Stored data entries

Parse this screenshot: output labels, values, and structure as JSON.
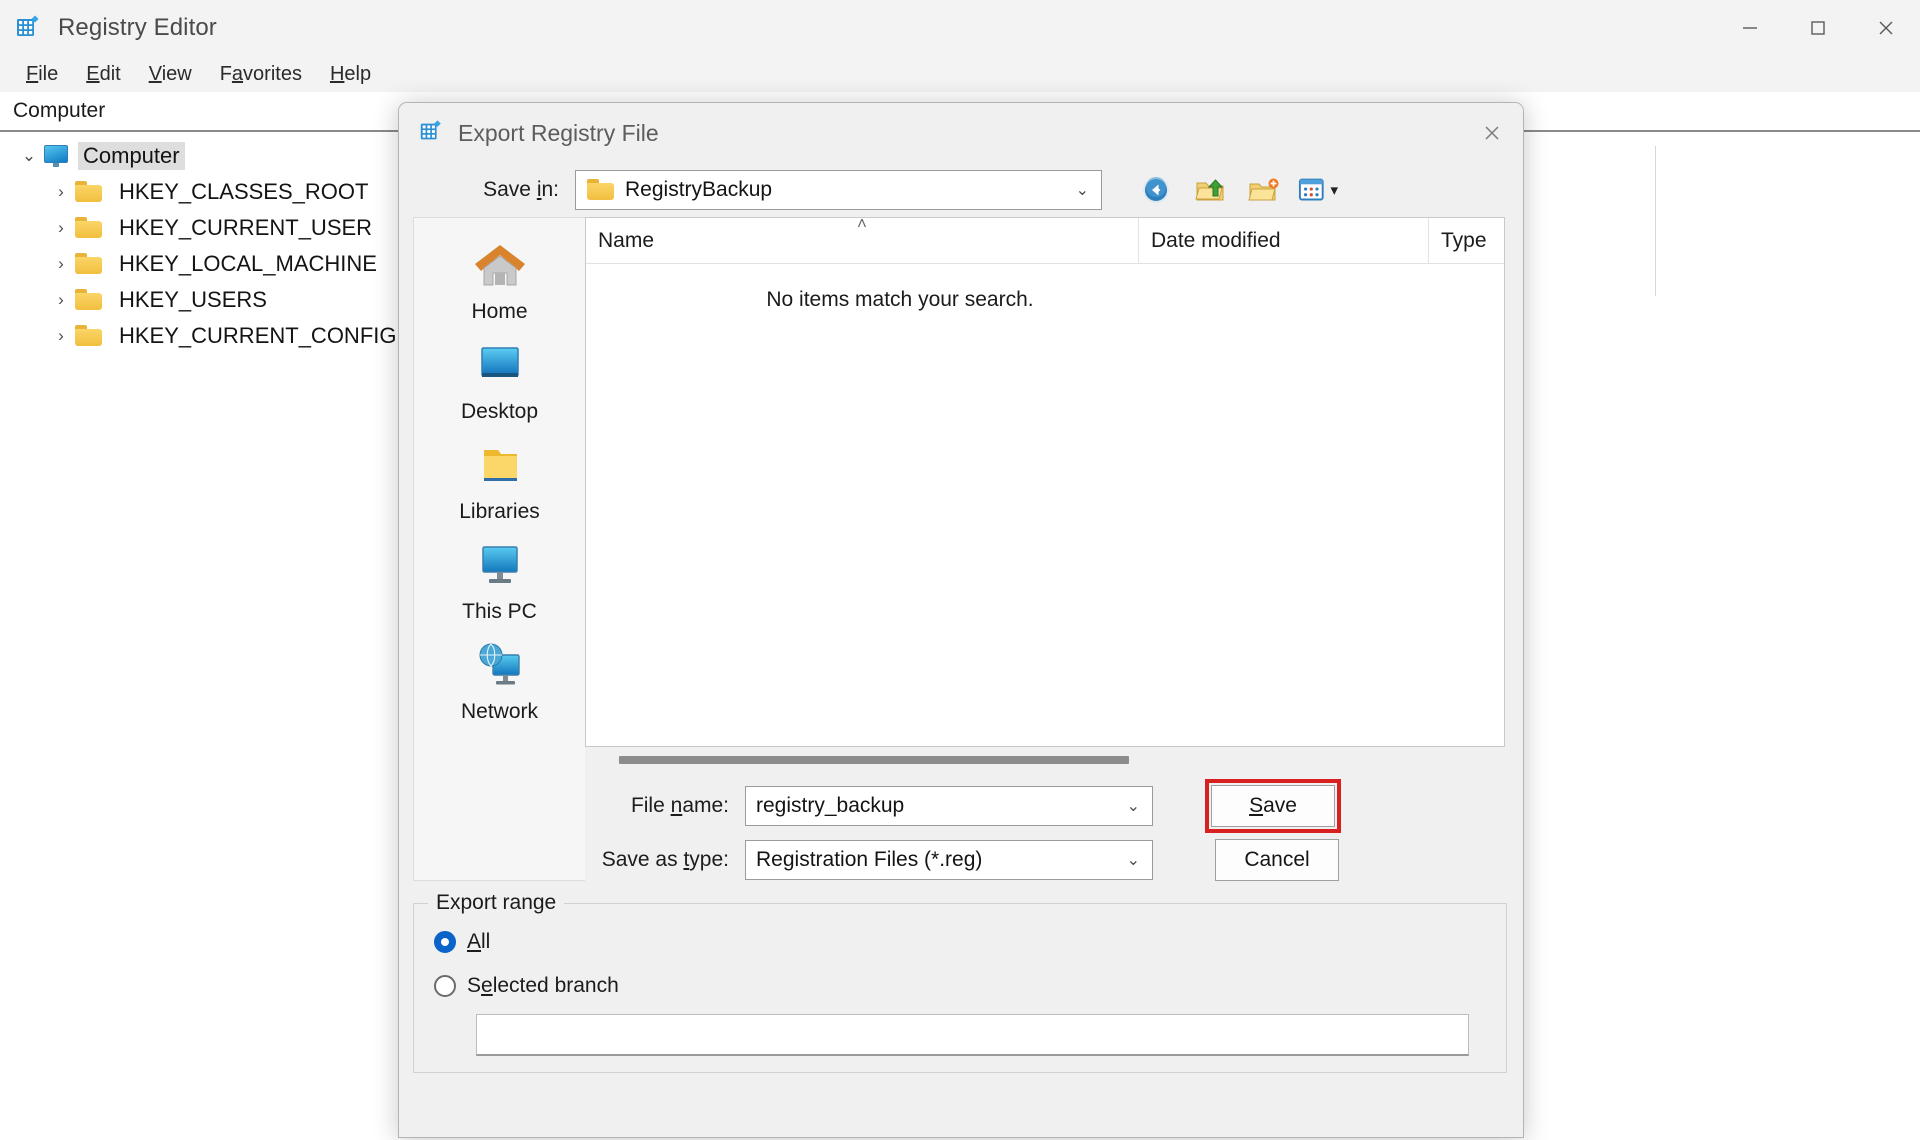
{
  "window": {
    "title": "Registry Editor",
    "icon": "registry-editor-icon",
    "controls": {
      "minimize": "—",
      "maximize": "☐",
      "close": "✕"
    }
  },
  "menubar": {
    "items": [
      {
        "label": "File",
        "accel": "F"
      },
      {
        "label": "Edit",
        "accel": "E"
      },
      {
        "label": "View",
        "accel": "V"
      },
      {
        "label": "Favorites",
        "accel": "a"
      },
      {
        "label": "Help",
        "accel": "H"
      }
    ]
  },
  "address": {
    "path": "Computer"
  },
  "tree": {
    "root": {
      "label": "Computer",
      "icon": "computer-icon",
      "expanded": true,
      "selected": true,
      "chevron": "⌄"
    },
    "children": [
      {
        "label": "HKEY_CLASSES_ROOT",
        "icon": "folder-icon",
        "chevron": "›"
      },
      {
        "label": "HKEY_CURRENT_USER",
        "icon": "folder-icon",
        "chevron": "›"
      },
      {
        "label": "HKEY_LOCAL_MACHINE",
        "icon": "folder-icon",
        "chevron": "›"
      },
      {
        "label": "HKEY_USERS",
        "icon": "folder-icon",
        "chevron": "›"
      },
      {
        "label": "HKEY_CURRENT_CONFIG",
        "icon": "folder-icon",
        "chevron": "›"
      }
    ]
  },
  "dialog": {
    "title": "Export Registry File",
    "icon": "registry-editor-icon",
    "close_label": "✕",
    "save_in": {
      "label": "Save in:",
      "accel": "i",
      "value": "RegistryBackup",
      "icon": "folder-icon",
      "caret": "⌄"
    },
    "toolbar": [
      {
        "name": "back-icon",
        "tooltip": "Back"
      },
      {
        "name": "up-folder-icon",
        "tooltip": "Up one level"
      },
      {
        "name": "new-folder-icon",
        "tooltip": "Create New Folder"
      },
      {
        "name": "views-icon",
        "tooltip": "Views",
        "caret": "▾"
      }
    ],
    "places": [
      {
        "label": "Home",
        "icon": "home-icon"
      },
      {
        "label": "Desktop",
        "icon": "desktop-icon"
      },
      {
        "label": "Libraries",
        "icon": "libraries-folder-icon"
      },
      {
        "label": "This PC",
        "icon": "this-pc-icon"
      },
      {
        "label": "Network",
        "icon": "network-icon"
      }
    ],
    "file_list": {
      "columns": [
        "Name",
        "Date modified",
        "Type"
      ],
      "sort_column": "Name",
      "sort_caret": "˄",
      "rows": [],
      "empty_message": "No items match your search."
    },
    "file_name": {
      "label": "File name:",
      "accel": "n",
      "value": "registry_backup",
      "caret": "⌄"
    },
    "save_as_type": {
      "label": "Save as type:",
      "accel": "t",
      "value": "Registration Files (*.reg)",
      "caret": "⌄"
    },
    "buttons": {
      "save": "Save",
      "save_accel": "S",
      "save_highlighted": true,
      "cancel": "Cancel"
    },
    "export_range": {
      "title": "Export range",
      "options": [
        {
          "label": "All",
          "accel": "A",
          "selected": true
        },
        {
          "label": "Selected branch",
          "accel": "e",
          "selected": false
        }
      ],
      "branch_value": ""
    }
  },
  "colors": {
    "accent": "#0a63c9",
    "highlight_border": "#d92020",
    "window_bg": "#f3f3f3",
    "dialog_bg": "#f0f0f0",
    "folder_yellow": "#f1bf3e"
  }
}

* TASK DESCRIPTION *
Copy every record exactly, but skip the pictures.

* PROBLEM SOLUTION *
Parse this screenshot: output labels, values, and structure as JSON.
{
  "window": {
    "title": "Registry Editor",
    "icon": "registry-editor-icon",
    "controls": {
      "minimize": "—",
      "maximize": "☐",
      "close": "✕"
    }
  },
  "menubar": {
    "items": [
      {
        "label": "File",
        "accel": "F"
      },
      {
        "label": "Edit",
        "accel": "E"
      },
      {
        "label": "View",
        "accel": "V"
      },
      {
        "label": "Favorites",
        "accel": "a"
      },
      {
        "label": "Help",
        "accel": "H"
      }
    ]
  },
  "address": {
    "path": "Computer"
  },
  "tree": {
    "root": {
      "label": "Computer",
      "icon": "computer-icon",
      "expanded": true,
      "selected": true,
      "chevron": "⌄"
    },
    "children": [
      {
        "label": "HKEY_CLASSES_ROOT",
        "icon": "folder-icon",
        "chevron": "›"
      },
      {
        "label": "HKEY_CURRENT_USER",
        "icon": "folder-icon",
        "chevron": "›"
      },
      {
        "label": "HKEY_LOCAL_MACHINE",
        "icon": "folder-icon",
        "chevron": "›"
      },
      {
        "label": "HKEY_USERS",
        "icon": "folder-icon",
        "chevron": "›"
      },
      {
        "label": "HKEY_CURRENT_CONFIG",
        "icon": "folder-icon",
        "chevron": "›"
      }
    ]
  },
  "dialog": {
    "title": "Export Registry File",
    "icon": "registry-editor-icon",
    "close_label": "✕",
    "save_in": {
      "label": "Save in:",
      "accel": "i",
      "value": "RegistryBackup",
      "icon": "folder-icon",
      "caret": "⌄"
    },
    "toolbar": [
      {
        "name": "back-icon",
        "tooltip": "Back"
      },
      {
        "name": "up-folder-icon",
        "tooltip": "Up one level"
      },
      {
        "name": "new-folder-icon",
        "tooltip": "Create New Folder"
      },
      {
        "name": "views-icon",
        "tooltip": "Views",
        "caret": "▾"
      }
    ],
    "places": [
      {
        "label": "Home",
        "icon": "home-icon"
      },
      {
        "label": "Desktop",
        "icon": "desktop-icon"
      },
      {
        "label": "Libraries",
        "icon": "libraries-folder-icon"
      },
      {
        "label": "This PC",
        "icon": "this-pc-icon"
      },
      {
        "label": "Network",
        "icon": "network-icon"
      }
    ],
    "file_list": {
      "columns": [
        "Name",
        "Date modified",
        "Type"
      ],
      "sort_column": "Name",
      "sort_caret": "˄",
      "rows": [],
      "empty_message": "No items match your search."
    },
    "file_name": {
      "label": "File name:",
      "accel": "n",
      "value": "registry_backup",
      "caret": "⌄"
    },
    "save_as_type": {
      "label": "Save as type:",
      "accel": "t",
      "value": "Registration Files (*.reg)",
      "caret": "⌄"
    },
    "buttons": {
      "save": "Save",
      "save_accel": "S",
      "save_highlighted": true,
      "cancel": "Cancel"
    },
    "export_range": {
      "title": "Export range",
      "options": [
        {
          "label": "All",
          "accel": "A",
          "selected": true
        },
        {
          "label": "Selected branch",
          "accel": "e",
          "selected": false
        }
      ],
      "branch_value": ""
    }
  },
  "colors": {
    "accent": "#0a63c9",
    "highlight_border": "#d92020",
    "window_bg": "#f3f3f3",
    "dialog_bg": "#f0f0f0",
    "folder_yellow": "#f1bf3e"
  }
}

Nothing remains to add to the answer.